We are all conned into an assumption that faster/bigger/more is better. Such is modern life. Everything that doesn’t accelerate, declines. I’ve been mulling over for years why it is that I know that companies have to expand or they’ll die. Die? Can’t they just exist? Who made us all accept that bigger is beautiful? I do really believe that publishing as a business aspires to the stasis model: continual expansion is just not compatible with quality book publishing. Where is E. F. Schumacher when we (still) need him?

So with reading. There’s so much bumff out there telling us that we have to read faster to keep up with what’s being published. Who are you kidding? Keep up? You’ve never been able to keep up: too much is published any one minute for anyone to read one millionth of it. And so what? You read what you read, and maybe you should read it to enjoy it, not to add another notch to your reading pistol-butt. Here from Ink, Bits, & Pixels is news of a club in Wellington, New Zealand: “Once a week, members of a Wellington, New Zealand, book club arrive at a cafe, grab a drink and shut off their cellphones. Then they sink into cozy chairs and read in silence for an hour.  The point of the club isn’t to talk about literature, but to get away from pinging electronic devices and read, uninterrupted. The group calls itself the Slow Reading Club, and it is at the forefront of a movement populated by frazzled book lovers who miss old-school reading.” That’s all fine of course, but are there really people who a) want to do this, and b) can’t do this unless they get this sort of help? I can see there would be all sorts of people who just wouldn’t want to spend an hour reading a book — we all know way too many of them. But of those who do, I just cannot believe that the only way for them to achieve this is to turn up at that cafe. If a then not b. Of course I’ve no beef with them getting together: it’s a pleasant way to spend an hour; they just shouldn’t fall victim to the delusion that that’s the only way they can read.
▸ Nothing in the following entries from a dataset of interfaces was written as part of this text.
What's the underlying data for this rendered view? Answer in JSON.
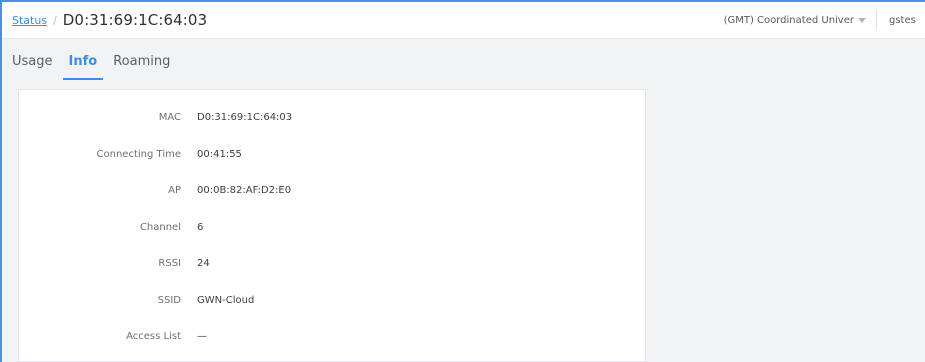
{
  "header": {
    "breadcrumb_link": "Status",
    "breadcrumb_sep": "/",
    "title": "D0:31:69:1C:64:03",
    "timezone": "(GMT) Coordinated Univer",
    "user": "gstes"
  },
  "tabs": [
    {
      "label": "Usage",
      "active": false
    },
    {
      "label": "Info",
      "active": true
    },
    {
      "label": "Roaming",
      "active": false
    }
  ],
  "info": {
    "rows": [
      {
        "label": "MAC",
        "value": "D0:31:69:1C:64:03"
      },
      {
        "label": "Connecting Time",
        "value": "00:41:55"
      },
      {
        "label": "AP",
        "value": "00:0B:82:AF:D2:E0"
      },
      {
        "label": "Channel",
        "value": "6"
      },
      {
        "label": "RSSI",
        "value": "24"
      },
      {
        "label": "SSID",
        "value": "GWN-Cloud"
      },
      {
        "label": "Access List",
        "value": "—"
      }
    ]
  },
  "colors": {
    "accent": "#3a8ee6",
    "frame_border": "#4a90e2",
    "background": "#f2f3f5"
  }
}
And the idea that authors should accommodate these imagined digitally-damaged minds by writing shorter pieces is equally nonsensical. Write short pieces by all means, but do it because what you are writing is best expressed within a few words, not because you have fooled yourself into thinking there’s nobody out there who can read more than 140 characters at a time or whatever it is these short-attention-span evangelists have persuaded themselves is the problem today. Ink, Bits, & Pixels, unsurprisingly has a sensible take on this too.